Except tea. Don't mess with the tea. From the moment it was first popularized in China during the Tang Dynasty (AD 618-907), tea has been brewed almost exclusively in water and consumed hot and pure. The Europeans were the first to add milk and sugar, in the 17th century. The Americans were the first to ice it (surprisingly, a mid-20th century innovation). But for most of Asia, over the centuries, the only reassuring constant has been hot, plain tea. In Japan, the tea ceremony became a religious rite.
Bubble tea might have remained a quaint oddity, available only in Taichung, were it not for the arrival of a Japanese television crew. Liu cannot remember the show's name, but says it was a program aimed at young adults that scoured Southeast Asia in search of new things. It aired a segment featuring Liu's bubble tea and within days he was fielding calls from curious businessmen in Japan and Hong Kong. Then a Japanese QQ drink association (chewy drinks are popular enough to warrant their own trade association in Japan) held a meeting in Taiwan. Its members tried bubble tea, liked it, and brought the idea home.
By the early '90s, bubble tea was pervasive in Japan and Hong Kong. From there, international traders pushed the product into Chinatowns across North America where it flourished, partly because it was "big overseas." By the late '90s, in the cities where it had really caught on, bubble tea moved outward to non-Asian shopping areas and night-life districts. By 2000, a veritable boom was underway with bubble operations opening down such hubs as Yonge Street in Toronto.
The drink was popular partly because it was big in Asia, but also because it arrived at a peculiar moment in the history of the North American beverage industry: Throughout the second half of the 1990s, the North American palate was developing a taste for increasingly bizarre caffeinated drinks. At the start of the 1990s, Snapple gave consumers a taste for different flavors of iced tea, such as peach or raspberry, which set the stage for more complicated iced tea products, such as Arizona's Asian plum tea and Sobe's green tea with ginseng. At the same time, the frothy "mochaccino frappes" and "iced chai lattes" were being served at Starbucks and elsewhere becoming more like milkshakes or drinkable sundaes, and less like traditional coffees or teas, even Tim Hortons was introducing its own iced cappuccino, know as the IceCap, essentially a coffee slurpee. It's no coincidence that at the same time bubble tea was taking hold in North America.

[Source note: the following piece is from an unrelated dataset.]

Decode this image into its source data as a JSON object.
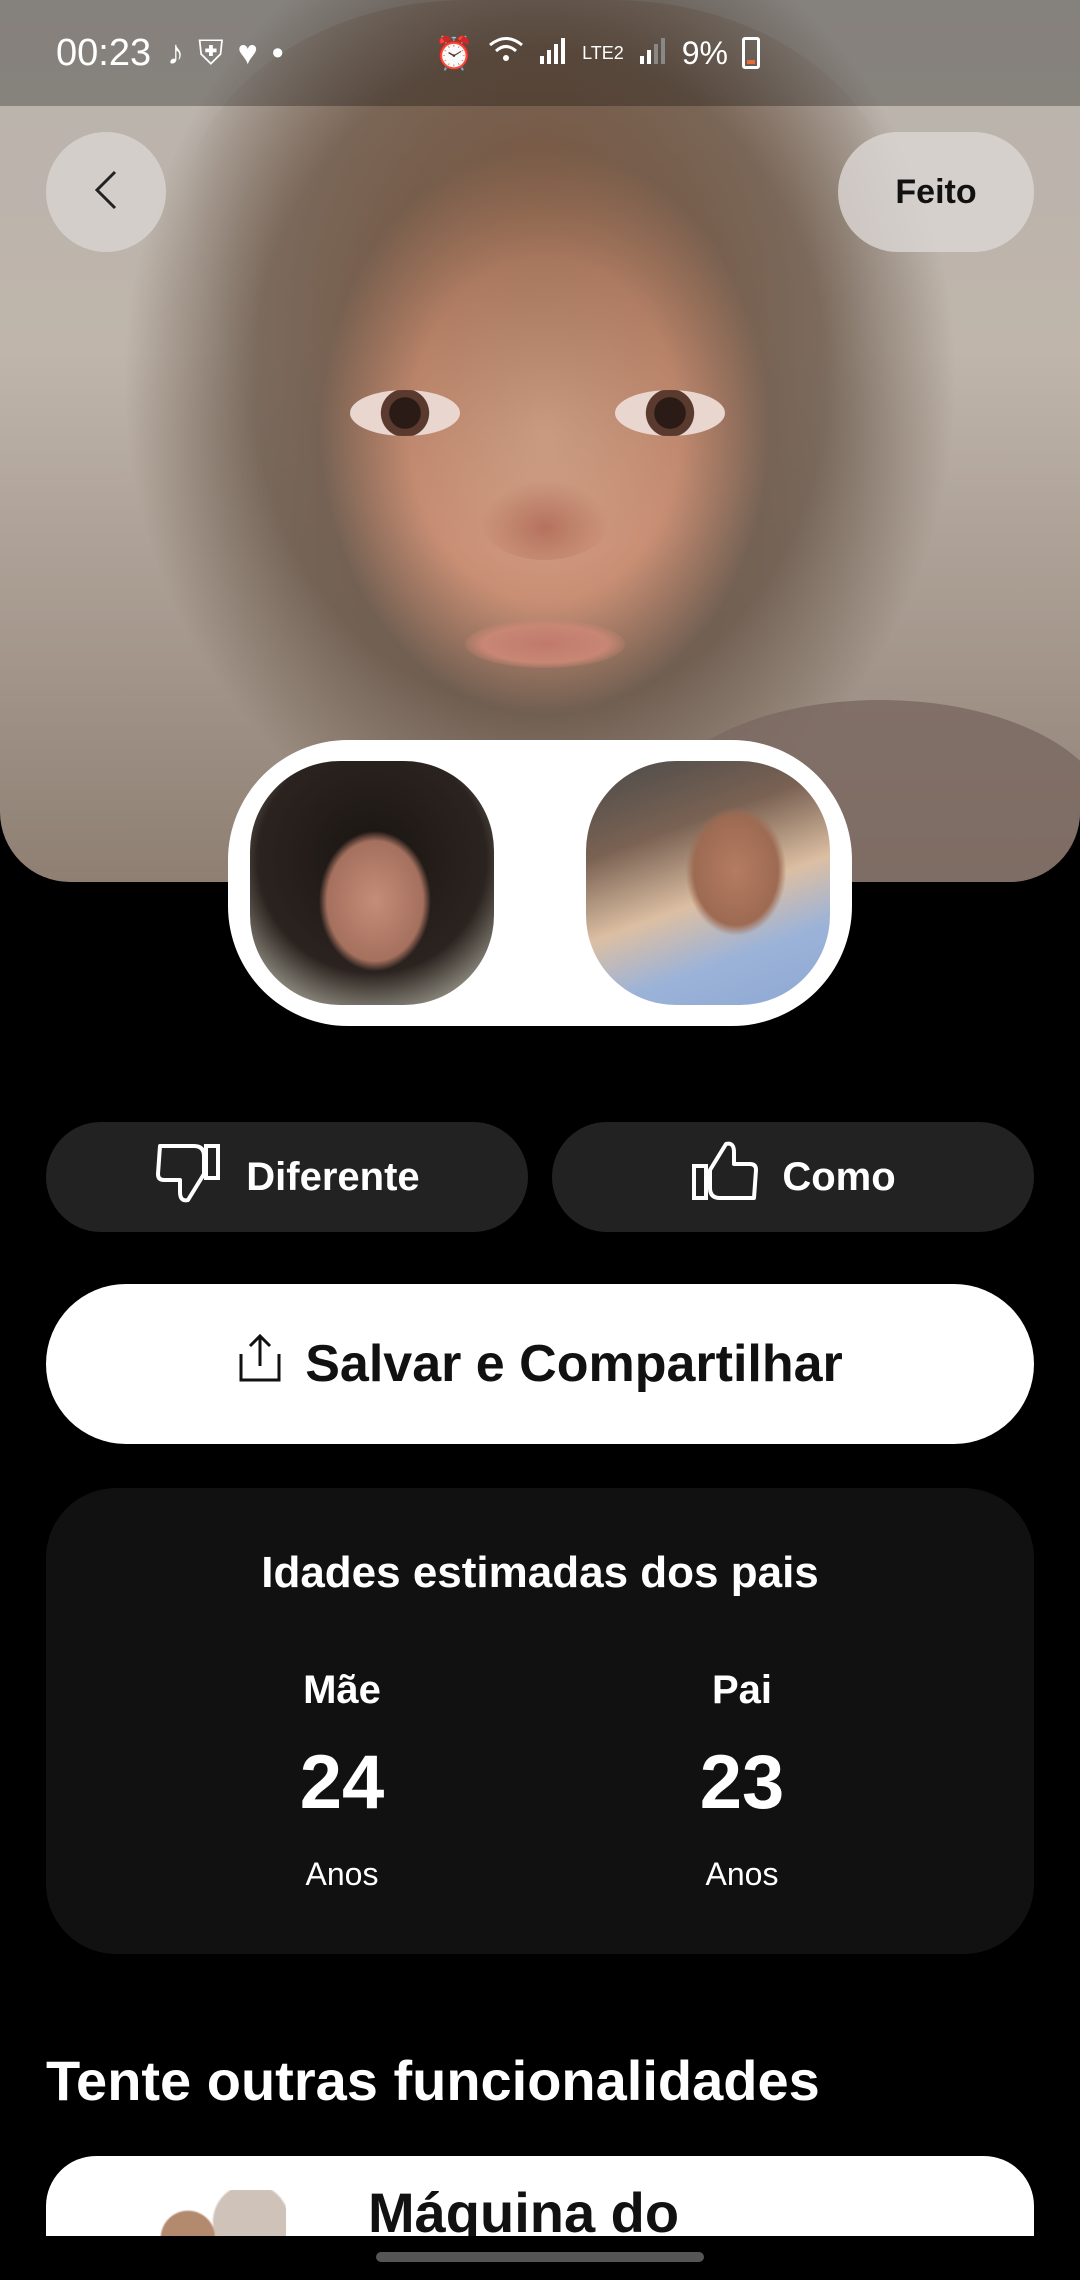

Of course, there was one crucial difference between these beverages and Bubble Tea. An iced chai latte might seem like a novel idea, but its texture is consistent the whole way through. There are dozens of small oddities that make up the bubble tea experience, but surely the weirdest one of all is the alarming spectre of viscous tapioca balls or jiggly jelly squares slithering their way up the length of the wide-gauge straw toward your mouth. An anticipatory "Ew!" is written on every first-timer's face as they suck it up.
But bubble tea must break the middle of the mainstream to keep growing, some in the business are worried. Will bubble tea be the next sushi, which developed a following beyond its mid-80s modishness and became a staple feature of North American life? Or will it be the next Tamagotchi, the virtual pet that was bought by the millions in 1997 and then disappeared altogether?
Mr. James Park (Bubble Tea Supply), an importer of all products and equipment required in a bubble tea shop, from tapioca pearls, to straws to mixers, says bubble tea's breakthrough came thanks to youth market. Kids will try anything once, but often, also twice. "Now, some of my most successful clients are mall kiosks," Mr. Park says, indicating this is a good sign, as mall sales mean youth sales. "Now [malls] just move bubble tea."
The newness of the experience has carried the product until now. "The people in the bubble tea business had to find a way to keep selling in high volumes," says Mr. Park, who admits trends such as bubble tea can experience sudden death very easily. The hope is in flavoring. In the 1990s, the early popular flavors were generally fruity. Last year, coconut was the best-seller, as was cafe mocha, which is essentially coffee-flavored tea. Now tastes such as avocado have hit the market. The thinking seems to be that, if the flavors keep expanding, the newness of the experience will never wear off.